=== Section Start ===
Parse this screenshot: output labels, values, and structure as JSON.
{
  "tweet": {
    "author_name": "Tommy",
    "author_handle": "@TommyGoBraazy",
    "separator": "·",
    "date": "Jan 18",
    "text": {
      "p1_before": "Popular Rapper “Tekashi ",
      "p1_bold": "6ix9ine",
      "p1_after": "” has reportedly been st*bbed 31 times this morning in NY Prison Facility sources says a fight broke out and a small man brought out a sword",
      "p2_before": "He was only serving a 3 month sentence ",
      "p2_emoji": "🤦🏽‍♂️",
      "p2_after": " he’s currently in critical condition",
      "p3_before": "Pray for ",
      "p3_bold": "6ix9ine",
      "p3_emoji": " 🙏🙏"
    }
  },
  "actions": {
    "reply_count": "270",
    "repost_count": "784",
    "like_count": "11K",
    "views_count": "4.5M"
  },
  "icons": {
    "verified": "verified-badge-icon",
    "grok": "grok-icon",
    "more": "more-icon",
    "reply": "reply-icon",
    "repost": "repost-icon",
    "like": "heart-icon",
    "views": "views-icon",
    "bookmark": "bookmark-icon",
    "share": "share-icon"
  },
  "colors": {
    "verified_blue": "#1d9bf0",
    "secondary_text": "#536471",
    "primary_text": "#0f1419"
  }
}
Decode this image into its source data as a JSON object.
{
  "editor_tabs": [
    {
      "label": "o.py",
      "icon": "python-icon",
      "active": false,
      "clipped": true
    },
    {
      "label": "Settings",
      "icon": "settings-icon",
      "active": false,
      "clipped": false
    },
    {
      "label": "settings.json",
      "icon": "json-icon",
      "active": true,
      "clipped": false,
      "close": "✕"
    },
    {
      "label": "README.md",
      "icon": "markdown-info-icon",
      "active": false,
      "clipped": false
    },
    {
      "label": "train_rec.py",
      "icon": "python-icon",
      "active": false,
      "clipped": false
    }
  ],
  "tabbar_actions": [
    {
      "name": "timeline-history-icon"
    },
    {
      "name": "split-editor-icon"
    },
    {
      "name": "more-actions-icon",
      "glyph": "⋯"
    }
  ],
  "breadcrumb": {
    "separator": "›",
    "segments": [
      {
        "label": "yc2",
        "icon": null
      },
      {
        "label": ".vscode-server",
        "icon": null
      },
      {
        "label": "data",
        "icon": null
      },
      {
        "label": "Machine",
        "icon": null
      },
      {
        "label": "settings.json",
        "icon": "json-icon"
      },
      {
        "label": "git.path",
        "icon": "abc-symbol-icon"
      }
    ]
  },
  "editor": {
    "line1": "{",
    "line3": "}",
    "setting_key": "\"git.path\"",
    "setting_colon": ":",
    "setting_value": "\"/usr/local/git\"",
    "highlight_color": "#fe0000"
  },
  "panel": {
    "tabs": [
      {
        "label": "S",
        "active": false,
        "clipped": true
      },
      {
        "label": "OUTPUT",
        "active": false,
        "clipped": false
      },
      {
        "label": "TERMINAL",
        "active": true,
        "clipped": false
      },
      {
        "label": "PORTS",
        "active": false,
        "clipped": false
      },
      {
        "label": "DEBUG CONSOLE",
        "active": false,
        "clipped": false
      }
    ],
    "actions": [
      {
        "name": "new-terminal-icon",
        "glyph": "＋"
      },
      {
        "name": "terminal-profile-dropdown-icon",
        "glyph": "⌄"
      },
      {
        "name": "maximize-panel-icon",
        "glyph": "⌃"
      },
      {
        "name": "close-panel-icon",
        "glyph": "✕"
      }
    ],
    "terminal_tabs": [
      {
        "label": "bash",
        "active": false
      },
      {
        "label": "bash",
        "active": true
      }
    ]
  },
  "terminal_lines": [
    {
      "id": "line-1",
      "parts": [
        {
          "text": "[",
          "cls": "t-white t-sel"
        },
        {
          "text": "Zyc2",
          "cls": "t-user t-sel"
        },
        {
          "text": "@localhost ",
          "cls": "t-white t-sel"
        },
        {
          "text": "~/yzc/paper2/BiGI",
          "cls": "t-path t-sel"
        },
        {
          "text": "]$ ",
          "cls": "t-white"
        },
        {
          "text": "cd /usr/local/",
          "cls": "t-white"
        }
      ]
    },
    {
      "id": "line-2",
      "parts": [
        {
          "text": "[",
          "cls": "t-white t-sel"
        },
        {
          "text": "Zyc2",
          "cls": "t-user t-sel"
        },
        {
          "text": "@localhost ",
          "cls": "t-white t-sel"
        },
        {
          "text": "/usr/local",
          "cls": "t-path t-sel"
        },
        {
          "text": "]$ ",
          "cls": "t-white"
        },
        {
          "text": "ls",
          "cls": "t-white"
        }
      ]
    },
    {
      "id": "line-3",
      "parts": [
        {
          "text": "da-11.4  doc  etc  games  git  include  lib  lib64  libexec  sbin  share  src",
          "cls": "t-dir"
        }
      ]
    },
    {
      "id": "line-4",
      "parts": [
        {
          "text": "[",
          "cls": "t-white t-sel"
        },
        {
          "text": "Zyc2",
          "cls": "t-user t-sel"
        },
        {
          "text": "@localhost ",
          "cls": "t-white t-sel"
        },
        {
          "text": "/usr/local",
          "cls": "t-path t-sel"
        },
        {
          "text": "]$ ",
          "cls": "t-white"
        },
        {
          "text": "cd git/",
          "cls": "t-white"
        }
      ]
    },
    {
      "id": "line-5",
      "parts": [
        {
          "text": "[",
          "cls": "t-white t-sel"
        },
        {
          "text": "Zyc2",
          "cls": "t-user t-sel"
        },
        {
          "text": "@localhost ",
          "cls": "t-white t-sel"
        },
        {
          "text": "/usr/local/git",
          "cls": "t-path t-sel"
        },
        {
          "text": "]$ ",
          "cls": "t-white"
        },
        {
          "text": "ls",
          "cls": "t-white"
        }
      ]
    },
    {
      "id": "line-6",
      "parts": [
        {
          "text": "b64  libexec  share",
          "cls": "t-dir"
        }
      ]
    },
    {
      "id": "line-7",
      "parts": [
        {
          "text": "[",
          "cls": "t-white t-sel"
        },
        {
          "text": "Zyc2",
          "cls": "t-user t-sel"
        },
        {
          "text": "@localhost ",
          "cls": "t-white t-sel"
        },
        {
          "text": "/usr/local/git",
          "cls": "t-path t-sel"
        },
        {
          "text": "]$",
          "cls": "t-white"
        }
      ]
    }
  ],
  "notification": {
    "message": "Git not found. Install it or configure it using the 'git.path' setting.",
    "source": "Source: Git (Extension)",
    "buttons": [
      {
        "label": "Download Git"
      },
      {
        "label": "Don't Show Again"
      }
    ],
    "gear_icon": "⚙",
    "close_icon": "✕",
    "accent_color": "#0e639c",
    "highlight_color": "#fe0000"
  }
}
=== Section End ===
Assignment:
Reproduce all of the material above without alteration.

Output:
Parse this screenshot: output labels, values, and structure as JSON.
{
  "tweet": {
    "author_name": "Tommy",
    "author_handle": "@TommyGoBraazy",
    "separator": "·",
    "date": "Jan 18",
    "text": {
      "p1_before": "Popular Rapper “Tekashi ",
      "p1_bold": "6ix9ine",
      "p1_after": "” has reportedly been st*bbed 31 times this morning in NY Prison Facility sources says a fight broke out and a small man brought out a sword",
      "p2_before": "He was only serving a 3 month sentence ",
      "p2_emoji": "🤦🏽‍♂️",
      "p2_after": " he’s currently in critical condition",
      "p3_before": "Pray for ",
      "p3_bold": "6ix9ine",
      "p3_emoji": " 🙏🙏"
    }
  },
  "actions": {
    "reply_count": "270",
    "repost_count": "784",
    "like_count": "11K",
    "views_count": "4.5M"
  },
  "icons": {
    "verified": "verified-badge-icon",
    "grok": "grok-icon",
    "more": "more-icon",
    "reply": "reply-icon",
    "repost": "repost-icon",
    "like": "heart-icon",
    "views": "views-icon",
    "bookmark": "bookmark-icon",
    "share": "share-icon"
  },
  "colors": {
    "verified_blue": "#1d9bf0",
    "secondary_text": "#536471",
    "primary_text": "#0f1419"
  }
}
Decode this image into its source data as a JSON object.
{
  "editor_tabs": [
    {
      "label": "o.py",
      "icon": "python-icon",
      "active": false,
      "clipped": true
    },
    {
      "label": "Settings",
      "icon": "settings-icon",
      "active": false,
      "clipped": false
    },
    {
      "label": "settings.json",
      "icon": "json-icon",
      "active": true,
      "clipped": false,
      "close": "✕"
    },
    {
      "label": "README.md",
      "icon": "markdown-info-icon",
      "active": false,
      "clipped": false
    },
    {
      "label": "train_rec.py",
      "icon": "python-icon",
      "active": false,
      "clipped": false
    }
  ],
  "tabbar_actions": [
    {
      "name": "timeline-history-icon"
    },
    {
      "name": "split-editor-icon"
    },
    {
      "name": "more-actions-icon",
      "glyph": "⋯"
    }
  ],
  "breadcrumb": {
    "separator": "›",
    "segments": [
      {
        "label": "yc2",
        "icon": null
      },
      {
        "label": ".vscode-server",
        "icon": null
      },
      {
        "label": "data",
        "icon": null
      },
      {
        "label": "Machine",
        "icon": null
      },
      {
        "label": "settings.json",
        "icon": "json-icon"
      },
      {
        "label": "git.path",
        "icon": "abc-symbol-icon"
      }
    ]
  },
  "editor": {
    "line1": "{",
    "line3": "}",
    "setting_key": "\"git.path\"",
    "setting_colon": ":",
    "setting_value": "\"/usr/local/git\"",
    "highlight_color": "#fe0000"
  },
  "panel": {
    "tabs": [
      {
        "label": "S",
        "active": false,
        "clipped": true
      },
      {
        "label": "OUTPUT",
        "active": false,
        "clipped": false
      },
      {
        "label": "TERMINAL",
        "active": true,
        "clipped": false
      },
      {
        "label": "PORTS",
        "active": false,
        "clipped": false
      },
      {
        "label": "DEBUG CONSOLE",
        "active": false,
        "clipped": false
      }
    ],
    "actions": [
      {
        "name": "new-terminal-icon",
        "glyph": "＋"
      },
      {
        "name": "terminal-profile-dropdown-icon",
        "glyph": "⌄"
      },
      {
        "name": "maximize-panel-icon",
        "glyph": "⌃"
      },
      {
        "name": "close-panel-icon",
        "glyph": "✕"
      }
    ],
    "terminal_tabs": [
      {
        "label": "bash",
        "active": false
      },
      {
        "label": "bash",
        "active": true
      }
    ]
  },
  "terminal_lines": [
    {
      "id": "line-1",
      "parts": [
        {
          "text": "[",
          "cls": "t-white t-sel"
        },
        {
          "text": "Zyc2",
          "cls": "t-user t-sel"
        },
        {
          "text": "@localhost ",
          "cls": "t-white t-sel"
        },
        {
          "text": "~/yzc/paper2/BiGI",
          "cls": "t-path t-sel"
        },
        {
          "text": "]$ ",
          "cls": "t-white"
        },
        {
          "text": "cd /usr/local/",
          "cls": "t-white"
        }
      ]
    },
    {
      "id": "line-2",
      "parts": [
        {
          "text": "[",
          "cls": "t-white t-sel"
        },
        {
          "text": "Zyc2",
          "cls": "t-user t-sel"
        },
        {
          "text": "@localhost ",
          "cls": "t-white t-sel"
        },
        {
          "text": "/usr/local",
          "cls": "t-path t-sel"
        },
        {
          "text": "]$ ",
          "cls": "t-white"
        },
        {
          "text": "ls",
          "cls": "t-white"
        }
      ]
    },
    {
      "id": "line-3",
      "parts": [
        {
          "text": "da-11.4  doc  etc  games  git  include  lib  lib64  libexec  sbin  share  src",
          "cls": "t-dir"
        }
      ]
    },
    {
      "id": "line-4",
      "parts": [
        {
          "text": "[",
          "cls": "t-white t-sel"
        },
        {
          "text": "Zyc2",
          "cls": "t-user t-sel"
        },
        {
          "text": "@localhost ",
          "cls": "t-white t-sel"
        },
        {
          "text": "/usr/local",
          "cls": "t-path t-sel"
        },
        {
          "text": "]$ ",
          "cls": "t-white"
        },
        {
          "text": "cd git/",
          "cls": "t-white"
        }
      ]
    },
    {
      "id": "line-5",
      "parts": [
        {
          "text": "[",
          "cls": "t-white t-sel"
        },
        {
          "text": "Zyc2",
          "cls": "t-user t-sel"
        },
        {
          "text": "@localhost ",
          "cls": "t-white t-sel"
        },
        {
          "text": "/usr/local/git",
          "cls": "t-path t-sel"
        },
        {
          "text": "]$ ",
          "cls": "t-white"
        },
        {
          "text": "ls",
          "cls": "t-white"
        }
      ]
    },
    {
      "id": "line-6",
      "parts": [
        {
          "text": "b64  libexec  share",
          "cls": "t-dir"
        }
      ]
    },
    {
      "id": "line-7",
      "parts": [
        {
          "text": "[",
          "cls": "t-white t-sel"
        },
        {
          "text": "Zyc2",
          "cls": "t-user t-sel"
        },
        {
          "text": "@localhost ",
          "cls": "t-white t-sel"
        },
        {
          "text": "/usr/local/git",
          "cls": "t-path t-sel"
        },
        {
          "text": "]$",
          "cls": "t-white"
        }
      ]
    }
  ],
  "notification": {
    "message": "Git not found. Install it or configure it using the 'git.path' setting.",
    "source": "Source: Git (Extension)",
    "buttons": [
      {
        "label": "Download Git"
      },
      {
        "label": "Don't Show Again"
      }
    ],
    "gear_icon": "⚙",
    "close_icon": "✕",
    "accent_color": "#0e639c",
    "highlight_color": "#fe0000"
  }
}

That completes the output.